So I told her that I was going to buy a gray-haired wig and a cane and go trick-or-treating looking like an old, bent-over woman. And I showed her how I would do it and what I would sound like when I said “trick or treat” with my best old-person voice.

But of course I am not going trick or treating because I am in Egypt. Yes, that’s right. Egypt. Cairo. Tahrir Square, the Pyramids, Sphinx and the whole bit. That’s why I haven’t been blogging as much as usual.

But I also just learned that our group, which has 9 women, will be having an early Halloween and we will be wearing gulabyas (Egyptian dresses) so I guess I will be in costume after all.

When my neighbors at home come to my door on the real Halloween and they realize I am not home I hope they don’t vandalize the place too much. One year our doors got sprayed with that stuff that comes flying out of a can like neon colored string and we had to have everything painted because the string didn’t come off.

It’s been years since I went trick-or-treating with my children. They are grown and go trick-or-treating with their own kids now. But I remember that Halloween night was always the turning point for the weather. It was always cold and frequently rainy on that night (why couldn’t nature wait one more day???)

So there was always something warm and delicious when we got home. Like soup or Mac and Cheese and certainly hot chocolate with marshmallows.

If you go trick-or-treating and need some warm nourishment afterwards, before the candy gobbling, try Macaroni and Cheese. I would give a nourishing and warm Egyptian recipe but —- more on that some other day. Here’s a good recipe for Macaroni and Cheese.

Macaroni and Cheese

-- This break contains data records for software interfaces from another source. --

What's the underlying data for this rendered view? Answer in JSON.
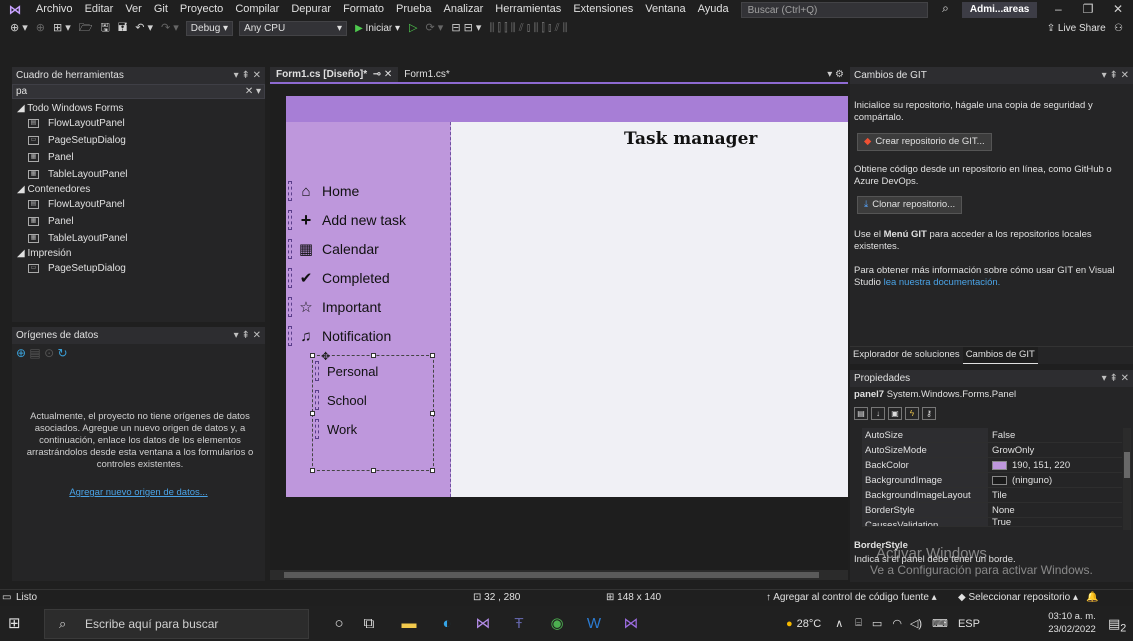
{
  "menubar": {
    "items": [
      "Archivo",
      "Editar",
      "Ver",
      "Git",
      "Proyecto",
      "Compilar",
      "Depurar",
      "Formato",
      "Prueba",
      "Analizar",
      "Herramientas",
      "Extensiones",
      "Ventana",
      "Ayuda"
    ],
    "search_placeholder": "Buscar (Ctrl+Q)",
    "user": "Admi...areas"
  },
  "toolbar": {
    "config": "Debug",
    "platform": "Any CPU",
    "start_label": "Iniciar",
    "live_share": "Live Share"
  },
  "toolbox": {
    "title": "Cuadro de herramientas",
    "search_value": "pa",
    "groups": [
      {
        "label": "Todo Windows Forms",
        "items": [
          "FlowLayoutPanel",
          "PageSetupDialog",
          "Panel",
          "TableLayoutPanel"
        ]
      },
      {
        "label": "Contenedores",
        "items": [
          "FlowLayoutPanel",
          "Panel",
          "TableLayoutPanel"
        ]
      },
      {
        "label": "Impresión",
        "items": [
          "PageSetupDialog"
        ]
      }
    ]
  },
  "datasources": {
    "title": "Orígenes de datos",
    "message": "Actualmente, el proyecto no tiene orígenes de datos asociados. Agregue un nuevo origen de datos y, a continuación, enlace los datos de los elementos arrastrándolos desde esta ventana a los formularios o controles existentes.",
    "link": "Agregar nuevo origen de datos..."
  },
  "doc_tabs": [
    {
      "label": "Form1.cs [Diseño]*",
      "active": true
    },
    {
      "label": "Form1.cs*",
      "active": false
    }
  ],
  "form": {
    "app_title": "Task manager",
    "nav_items": [
      {
        "icon": "home-icon",
        "glyph": "🏠",
        "label": "Home"
      },
      {
        "icon": "plus-icon",
        "glyph": "✚",
        "label": "Add new task"
      },
      {
        "icon": "calendar-icon",
        "glyph": "📅",
        "label": "Calendar"
      },
      {
        "icon": "check-icon",
        "glyph": "✔",
        "label": "Completed"
      },
      {
        "icon": "star-icon",
        "glyph": "☆",
        "label": "Important"
      },
      {
        "icon": "bell-icon",
        "glyph": "🔔",
        "label": "Notification"
      }
    ],
    "sub_items": [
      "Personal",
      "School",
      "Work"
    ],
    "colors": {
      "title_bar": "#a77ed6",
      "sidebar": "#be97dc"
    }
  },
  "git": {
    "title": "Cambios de GIT",
    "init_text": "Inicialice su repositorio, hágale una copia de seguridad y compártalo.",
    "create_btn": "Crear repositorio de GIT...",
    "clone_text": "Obtiene código desde un repositorio en línea, como GitHub o Azure DevOps.",
    "clone_btn": "Clonar repositorio...",
    "menu_text_pre": "Use el ",
    "menu_text_bold": "Menú GIT",
    "menu_text_post": " para acceder a los repositorios locales existentes.",
    "more_text": "Para obtener más información sobre cómo usar GIT en Visual Studio ",
    "more_link": "lea nuestra documentación."
  },
  "right_tabs": [
    "Explorador de soluciones",
    "Cambios de GIT"
  ],
  "properties": {
    "title": "Propiedades",
    "object_name": "panel7",
    "object_type": "System.Windows.Forms.Panel",
    "rows": [
      {
        "key": "AutoSize",
        "value": "False"
      },
      {
        "key": "AutoSizeMode",
        "value": "GrowOnly"
      },
      {
        "key": "BackColor",
        "value": "190, 151, 220",
        "swatch": "#be97dc"
      },
      {
        "key": "BackgroundImage",
        "value": "(ninguno)",
        "swatch": "#1a1a1a"
      },
      {
        "key": "BackgroundImageLayout",
        "value": "Tile"
      },
      {
        "key": "BorderStyle",
        "value": "None"
      },
      {
        "key": "CausesValidation",
        "value": "True"
      }
    ],
    "desc_name": "BorderStyle",
    "desc_text": "Indica si el panel debe tener un borde."
  },
  "watermark": {
    "line1": "Activar Windows",
    "line2": "Ve a Configuración para activar Windows."
  },
  "status": {
    "ready": "Listo",
    "position": "32 , 280",
    "size": "148 x 140",
    "add_source": "Agregar al control de código fuente",
    "select_repo": "Seleccionar repositorio"
  },
  "taskbar": {
    "search_placeholder": "Escribe aquí para buscar",
    "weather": "28°C",
    "lang": "ESP",
    "time": "03:10 a. m.",
    "date": "23/02/2022",
    "notif_count": "2"
  }
}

  • 8 ounces elbow macaroni
  • 2 tablespoons butter
  • 3 tablespoons all-purpose flour
  • 2 cups whole milk
  • 1/2 teaspoon salt
  • few grindings of nutmeg
  • 4 ounces American cheese, cut into small pieces
  • 4 ounces cheddar cheese, grated or chopped
  • 1 cup Rice Krispies cereal (or similar), optional
  • 2 tablespoons melted butter, optional

Preheat the oven to 350 degrees. Cook the macaroni until it is al dente. Drain and set aside. In a saucepan, melt the two tablespoons of butter over medium heat. When the butter has melted and looks foamy, add the flour and stir it into the melted butter using a whisk. Cook for about a minute. Gradually add the milk, whisking constantly to form a smooth sauce. Add the salt, nutmeg, American cheese and cheddar cheese and stir until the sauce is smooth and thick. Stir in the macaroni and coat all the pieces. Spoon the macaroni into a baking dish. If you like a top crust, mix the cereal and melted butter and sprinkle on top of the macaroni. Bake for 12-15 minutes or until the cereal is browned and crispy.

Makes 4 servings